What causes autism? As a mother of two children on the autism spectrum, that is the million-dollar question in my world. It has been nearly five years since I heard those words, “your daughter has autism,” and while I don’t know what causes autism, I do know what didn’t cause it — me. My daughter was diagnosed on the day before her third birthday, and in the past five years I’ve seen study after study come out that points to something the mother did, or didn’t do, as a cause of autism. This has caused many mothers of children with autism, including myself, to feel guilty.

Here are just a few of the studies or news reports I’ve read in the last five years that have caused me and other mothers to question our role in our children’s condition:

I like to call this the mommy blame game. This "game" goes all the way back to the origins of autism here in the United States. In 1943, Leo Kanner published his first paper on children with autism. The medical establishment began to look for a cause for this new condition and the blame very quickly fell into the laps of mothers. These mothers were called refrigerator mothers due to their perceived cold and distant relationship with the child. This is where the mommy blame game started, and the game continues today.

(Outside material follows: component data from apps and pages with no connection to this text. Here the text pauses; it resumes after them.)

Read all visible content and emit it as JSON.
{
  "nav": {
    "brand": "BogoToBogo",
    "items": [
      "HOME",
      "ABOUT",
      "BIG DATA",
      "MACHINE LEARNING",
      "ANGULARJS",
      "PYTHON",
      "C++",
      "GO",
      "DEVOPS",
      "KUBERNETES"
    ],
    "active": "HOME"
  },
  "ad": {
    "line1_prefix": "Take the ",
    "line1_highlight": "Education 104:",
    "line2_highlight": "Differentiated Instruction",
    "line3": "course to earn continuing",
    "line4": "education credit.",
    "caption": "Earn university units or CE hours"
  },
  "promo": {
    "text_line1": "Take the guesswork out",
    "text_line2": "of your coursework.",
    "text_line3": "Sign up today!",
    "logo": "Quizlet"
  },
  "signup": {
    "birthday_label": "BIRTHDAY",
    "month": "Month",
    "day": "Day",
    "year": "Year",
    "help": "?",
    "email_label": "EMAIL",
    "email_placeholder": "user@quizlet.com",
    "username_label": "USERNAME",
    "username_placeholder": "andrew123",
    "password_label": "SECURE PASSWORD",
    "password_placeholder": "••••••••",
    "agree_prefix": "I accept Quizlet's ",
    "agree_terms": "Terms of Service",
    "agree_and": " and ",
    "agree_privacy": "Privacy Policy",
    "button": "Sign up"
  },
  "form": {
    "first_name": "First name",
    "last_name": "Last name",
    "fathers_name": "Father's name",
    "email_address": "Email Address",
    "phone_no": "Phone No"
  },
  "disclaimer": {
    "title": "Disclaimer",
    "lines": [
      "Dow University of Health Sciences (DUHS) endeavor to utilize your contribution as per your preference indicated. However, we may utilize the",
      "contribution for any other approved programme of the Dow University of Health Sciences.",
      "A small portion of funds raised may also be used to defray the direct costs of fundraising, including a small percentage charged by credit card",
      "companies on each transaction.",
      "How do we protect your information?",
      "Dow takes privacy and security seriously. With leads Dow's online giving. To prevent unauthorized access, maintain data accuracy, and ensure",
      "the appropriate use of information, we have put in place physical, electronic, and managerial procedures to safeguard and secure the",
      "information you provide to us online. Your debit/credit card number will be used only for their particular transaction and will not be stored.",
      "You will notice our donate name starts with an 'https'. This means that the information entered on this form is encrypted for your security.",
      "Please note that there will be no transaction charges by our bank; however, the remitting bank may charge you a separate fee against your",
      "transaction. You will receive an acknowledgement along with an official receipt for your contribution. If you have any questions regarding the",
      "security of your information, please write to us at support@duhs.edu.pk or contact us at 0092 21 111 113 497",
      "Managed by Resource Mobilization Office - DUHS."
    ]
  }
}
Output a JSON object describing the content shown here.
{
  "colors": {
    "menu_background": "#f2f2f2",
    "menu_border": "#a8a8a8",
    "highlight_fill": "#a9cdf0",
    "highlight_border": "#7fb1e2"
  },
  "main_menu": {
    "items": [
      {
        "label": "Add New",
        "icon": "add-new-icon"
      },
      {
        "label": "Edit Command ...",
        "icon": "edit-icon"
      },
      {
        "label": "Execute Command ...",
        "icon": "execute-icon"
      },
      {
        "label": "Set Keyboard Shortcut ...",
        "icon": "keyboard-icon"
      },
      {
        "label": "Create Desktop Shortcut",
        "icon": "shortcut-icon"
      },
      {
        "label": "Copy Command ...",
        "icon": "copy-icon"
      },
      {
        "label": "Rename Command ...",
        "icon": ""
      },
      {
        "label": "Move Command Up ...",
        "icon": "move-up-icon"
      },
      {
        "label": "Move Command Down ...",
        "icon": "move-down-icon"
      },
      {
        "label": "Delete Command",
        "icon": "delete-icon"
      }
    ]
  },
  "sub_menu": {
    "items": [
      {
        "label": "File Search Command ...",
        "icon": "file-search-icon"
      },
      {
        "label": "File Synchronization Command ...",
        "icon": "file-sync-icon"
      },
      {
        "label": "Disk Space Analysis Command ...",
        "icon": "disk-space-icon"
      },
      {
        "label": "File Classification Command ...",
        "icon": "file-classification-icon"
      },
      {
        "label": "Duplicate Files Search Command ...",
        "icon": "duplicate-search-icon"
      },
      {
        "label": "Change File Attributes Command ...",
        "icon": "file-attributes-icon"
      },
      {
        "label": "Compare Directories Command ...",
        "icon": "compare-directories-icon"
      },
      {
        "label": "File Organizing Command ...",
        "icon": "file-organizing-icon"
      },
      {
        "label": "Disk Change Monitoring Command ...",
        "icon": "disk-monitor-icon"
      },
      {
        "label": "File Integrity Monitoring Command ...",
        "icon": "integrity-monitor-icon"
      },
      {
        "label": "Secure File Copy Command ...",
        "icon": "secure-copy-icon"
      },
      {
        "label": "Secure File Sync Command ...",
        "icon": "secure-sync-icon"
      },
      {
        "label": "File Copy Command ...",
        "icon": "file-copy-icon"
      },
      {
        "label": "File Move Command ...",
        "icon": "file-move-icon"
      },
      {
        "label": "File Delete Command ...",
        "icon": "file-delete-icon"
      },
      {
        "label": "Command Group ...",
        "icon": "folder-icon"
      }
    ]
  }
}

I’m not a scientist. I’m not a researcher. I’m just a mom of two children on the autism spectrum. I have dealt with mommy guilt and while one day in the future scientists may determine that it was, in fact, something I did to cause my children’s condition, there is no reason for me to continue feeling guilty today. Now that I have five years of “autism mom” duty under my belt, I want to encourage other moms who are just starting this journey to let these feelings of guilt go as well.

Autism: The mommy blame game
As scientists continue to seek a cause for autism, some mothers are left feeling guilty.